By Philip Nothard
'You make your money when you buy the car.’ Many readers will be familiar with that phrase.
‘You lose an average £5.95 profit for each day a car doesn’t sell, up to 45 days.’ That’s a less familiar phrase, but it should be more widely known because that’s how much over-age stock is costing you. And that figure increases the more over-age a car becomes.
We all know buying the correct stock to meet consumer demand in your marketplace is the ideal scenario, although it often seems difficult to match supply with demand. For example, bringing cars into stock from part-exchange – even if they’re not ideal – will often be more desirable than having empty spaces on the forecourt or a lack of choice online.
When exactly is a car over-age?
The other tricky aspect of stocking is deciding how flexible to be on the question of when a car has become ‘over-age’.
I certainly would not patronise dealers who are doing well managing their stock with no black-and-white over-age policy. However, my previous experience as a dealer, along with the research I do these days, suggests many of us can sometimes be a little too attached to cars we have chosen for stock – even when they don’t seem to be drawing eyeballs. That’s why it’s important to understand the financial impact of hanging on for too long, rather than taking some quicker pain.
To better understand the relationship between return on investment and days in stock, I have been researching the difference between original advertised asking price and the eventual selling or transactional figures. Few will be surprised by the chart, right, which reveals that potential profit falls the longer a car outstays its welcome.
At 45 days, the average daily reduction between the original asking price and what the vehicle sells for works out to be £5.95 - or £267.75 in total. The mean reduction increases to £6.58 a day at 60 days, giving a total of £394.80. By 90 days, the figure has increased to £7.82 a day – a total of £703.80.
When I took these figures into the market for feedback, the general sentiment was that an average of £40-£50 a week represents a ‘typical’ aging discount differential and that the bulk is weighted towards 9+ weeks, with the smallest figures at weeks one and two.
Dealers know the mix and management of stock is as important as the ability to sell cars. That’s why we constantly discuss issues such as the relative profitability of ‘easy’ purchases – vehicles that are invariably available in volume – contrasted with more costly, higher-risk investments that may require extra management. I suggest the calculation above may be useful in comparing the performance of these different types of stock. This is part of the discipline of a defined stocking policy, rather than the ad hoc approach.
Dealers are faced every day with the question of cost to their business of over-age stock.
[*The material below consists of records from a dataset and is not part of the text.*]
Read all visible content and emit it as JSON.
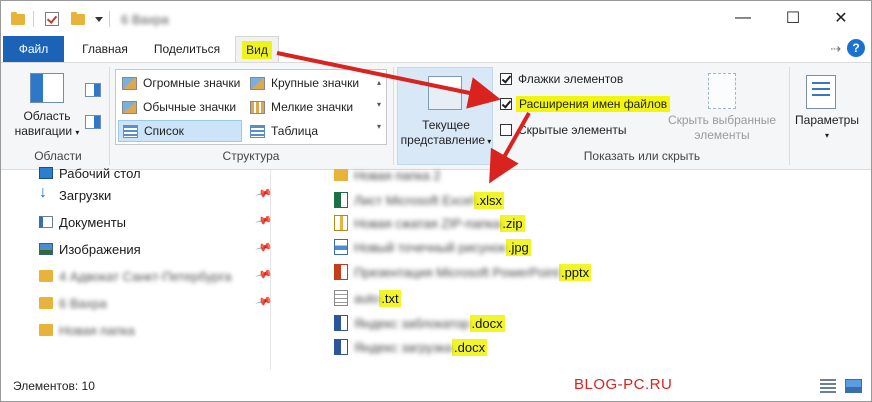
{
  "titlebar": {
    "title_blurred": "6 Вахра",
    "minimize": "—",
    "maximize": "☐",
    "close": "✕"
  },
  "tabs": {
    "file": "Файл",
    "home": "Главная",
    "share": "Поделиться",
    "view": "Вид"
  },
  "ribbon": {
    "panes": {
      "nav_pane_label_1": "Область",
      "nav_pane_label_2": "навигации",
      "group_label": "Области"
    },
    "layout": {
      "items": [
        "Огромные значки",
        "Крупные значки",
        "Обычные значки",
        "Мелкие значки",
        "Список",
        "Таблица"
      ],
      "group_label": "Структура"
    },
    "current_view": {
      "label_1": "Текущее",
      "label_2": "представление"
    },
    "show_hide": {
      "item_checkboxes": "Флажки элементов",
      "file_extensions": "Расширения имен файлов",
      "hidden_items": "Скрытые элементы",
      "hide_selected_1": "Скрыть выбранные",
      "hide_selected_2": "элементы",
      "group_label": "Показать или скрыть"
    },
    "options": {
      "label": "Параметры"
    }
  },
  "navpane": {
    "items": [
      "Рабочий стол",
      "Загрузки",
      "Документы",
      "Изображения",
      "4 Адвокат Санкт-Петербурга",
      "6 Вахра",
      "Новая папка"
    ]
  },
  "files": [
    {
      "name": "Новая папка 2",
      "ext": ""
    },
    {
      "name": "Лист Microsoft Excel",
      "ext": ".xlsx"
    },
    {
      "name": "Новая сжатая ZIP-папка",
      "ext": ".zip"
    },
    {
      "name": "Новый точечный рисунок",
      "ext": ".jpg"
    },
    {
      "name": "Презентация Microsoft PowerPoint",
      "ext": ".pptx"
    },
    {
      "name": "auto",
      "ext": ".txt"
    },
    {
      "name": "Яндекс заблокатор",
      "ext": ".docx"
    },
    {
      "name": "Яндекс загрузка",
      "ext": ".docx"
    }
  ],
  "statusbar": {
    "count": "Элементов: 10",
    "watermark": "BLOG-PC.RU"
  },
  "colors": {
    "accent": "#1a63b7",
    "highlight": "#f2f52a",
    "arrow": "#d8231f"
  }
}
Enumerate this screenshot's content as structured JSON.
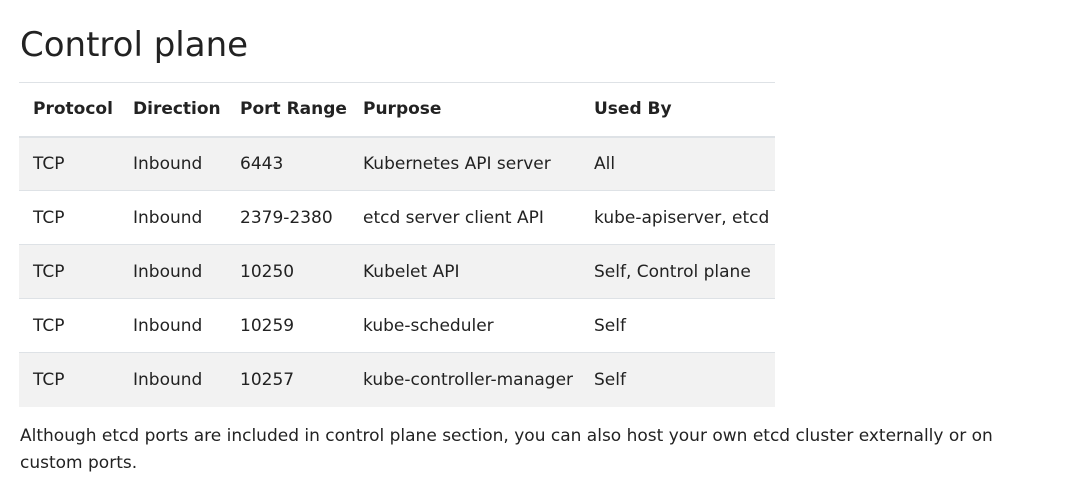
{
  "heading": "Control plane",
  "table": {
    "headers": [
      "Protocol",
      "Direction",
      "Port Range",
      "Purpose",
      "Used By"
    ],
    "rows": [
      [
        "TCP",
        "Inbound",
        "6443",
        "Kubernetes API server",
        "All"
      ],
      [
        "TCP",
        "Inbound",
        "2379-2380",
        "etcd server client API",
        "kube-apiserver, etcd"
      ],
      [
        "TCP",
        "Inbound",
        "10250",
        "Kubelet API",
        "Self, Control plane"
      ],
      [
        "TCP",
        "Inbound",
        "10259",
        "kube-scheduler",
        "Self"
      ],
      [
        "TCP",
        "Inbound",
        "10257",
        "kube-controller-manager",
        "Self"
      ]
    ]
  },
  "note": "Although etcd ports are included in control plane section, you can also host your own etcd cluster externally or on custom ports."
}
We all recognise the situation of a 90-day car, when your average days to sell are 51, and the need to understand what this is actually costing. To illustrate this, if the dealer’s average gross profit is £1,350 and it reaches 90 days in stock against an average stock turn of 51 days (it failed to sell 1.76 times), this would potentially equate to a cost of overage of £2,376. Based on the research carried out, your additional retail discount has amounted to £704 (£7.82 per day based on 90 days). Transparency around these kinds of costs is the best possible argument for the need to turn stock quickly to achieve maximum return on operational investment.
You need data to take your profits beyond 'ok'
Of course, there are always factors outside our control, such as the quality and volume of stock available. For example, if quality stock is thin on the ground, it becomes harder to accept that a car you’ll find difficult to replace is truly over-age. But disciplined discount policies and managing the stock without emotional attachment is generally going to deliver increased returns on your investments.
The right data is what makes the difference between optimal profit and doing ‘ok’. That means data about your own performance, your customers and the prices advertised by your competitors. The days of emotional attachment to cars we thought were perfect for stock, but haven’t sold yet, are over.
So are the days of pricing our stock at what we think it’s worth – not what your customers expect to be paying. But more about that another time.